I am thrilled to announce that I will be hosting a stress release focused weekend getaway at Granny Mouse Country House in the KZN Midlands from 29 June - 3 July 2017!Granny Mouse Country House is a luxurious and tranquil setting for what will be an enriching weekend of 8 specialised yoga sessions. We will focus on yoga practices as a means to calm the mind and release embodied patterns of stress. Through yoga sequences and techniques accessible to all levels of yoga practice and knowledge, we will be rewiring the neural pathways that programme our minds and bodies into existing in a 'flight or flight' mode of hyper-stress and anxiety.
"The high value put on every minute of time, the idea of hurry-hurry as the most important objective of living is unquestionably the most dangerous enemy of joy”
These wise and contemporarily relevant words are from Herman Hesse’s 1905 essay titled, “On Little Joys”. The German-born Swiss luminary is widely know for his novels Siddhartha and Steppenwolf. A less widely circulated treasure is My Belief: Essays on Life and Art. Hesse laments how the “aggressive haste” of his time (gosh, what would he say about our time?) has eroded our ability to enjoy leisure. This does not imply that - in the straightforward sense - there is no time for leisure, but rather, his point is more subtle.
There is this hashtag that has gained currency on Instagram: #yogaeverydanmday. I would like to argue that yoga every day is not only unnecessary but bad for you - especially so for women.The same Vedic texts that the modern practice of Hatha yoga (yoga of postures and breathing techniques) are derived from, are quite clear in their advocacy that a woman's cycle is both powerful and fragile. This is a time when you are 'full mooning'. There is incredible energy and heat in the body (the start of creation of life) at this time. In order for this process of creation and then expulsion to happen effectively, a lot of energy needs to be drawn and then coagulated in the pelvic region and lower spine.
The practice of yoga mudra is grounded upon an understanding of the five elements that comprise the universe: space (or ether), air, fire, water, and earth. It is said that each finger corresponds to an element: the thumb represents fire; the first finger represents air; the middle finger is space; and the ring finger is earth and the little finger represents water. As we are grains of sands in the great theatre of the universe we too are made up of these elements. When all five elements are working in harmony the body is balanced, optimally operational and healthy; when any one of the elements becomes too dominant, polluted or weakened, the body shifts out of balance and discomfort, illness and disease develops.
It was the opening night of the year for Brookdale and the start of the Detox yoga retreat. As the yoga instructor for the week, I was fortunate enough to be staying on site.
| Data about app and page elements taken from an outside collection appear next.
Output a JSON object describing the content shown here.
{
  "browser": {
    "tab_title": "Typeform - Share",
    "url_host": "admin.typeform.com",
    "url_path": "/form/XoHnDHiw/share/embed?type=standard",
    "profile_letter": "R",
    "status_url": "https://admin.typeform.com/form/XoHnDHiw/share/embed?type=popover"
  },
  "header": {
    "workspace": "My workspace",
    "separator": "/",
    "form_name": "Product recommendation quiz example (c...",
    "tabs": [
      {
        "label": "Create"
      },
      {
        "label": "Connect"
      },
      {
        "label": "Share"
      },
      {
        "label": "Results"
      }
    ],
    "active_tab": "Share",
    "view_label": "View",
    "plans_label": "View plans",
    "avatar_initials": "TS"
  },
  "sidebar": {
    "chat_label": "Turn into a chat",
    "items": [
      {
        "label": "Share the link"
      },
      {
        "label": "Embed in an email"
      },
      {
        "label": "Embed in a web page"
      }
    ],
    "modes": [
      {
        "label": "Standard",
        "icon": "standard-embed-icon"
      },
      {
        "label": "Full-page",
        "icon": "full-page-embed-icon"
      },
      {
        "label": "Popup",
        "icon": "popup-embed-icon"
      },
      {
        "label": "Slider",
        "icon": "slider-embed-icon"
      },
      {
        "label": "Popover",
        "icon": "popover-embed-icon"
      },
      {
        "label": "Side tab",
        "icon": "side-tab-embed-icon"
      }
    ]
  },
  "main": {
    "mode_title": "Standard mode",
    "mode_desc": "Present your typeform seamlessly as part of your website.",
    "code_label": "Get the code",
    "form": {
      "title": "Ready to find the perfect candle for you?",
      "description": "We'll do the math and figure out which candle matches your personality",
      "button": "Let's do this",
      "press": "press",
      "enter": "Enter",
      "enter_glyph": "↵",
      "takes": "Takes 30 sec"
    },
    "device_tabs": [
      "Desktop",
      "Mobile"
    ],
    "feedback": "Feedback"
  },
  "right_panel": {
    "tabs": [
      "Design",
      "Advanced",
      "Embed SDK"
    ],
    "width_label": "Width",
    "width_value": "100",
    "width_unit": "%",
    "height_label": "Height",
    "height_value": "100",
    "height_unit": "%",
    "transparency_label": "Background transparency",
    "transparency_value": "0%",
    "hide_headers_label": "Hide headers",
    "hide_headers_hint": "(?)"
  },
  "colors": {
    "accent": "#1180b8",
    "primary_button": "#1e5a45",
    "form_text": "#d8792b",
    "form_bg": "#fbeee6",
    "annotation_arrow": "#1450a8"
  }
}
I had planned two classes daily, each on a different and focused theme to best achieve effective detoxification and rejuvenation. I was excited.
The more I have progressed along the path of my yoga journey, the more I have come to value rest as an essential component in my regular yoga practice. This value is constantly negotiated in relation to a range of other important factors.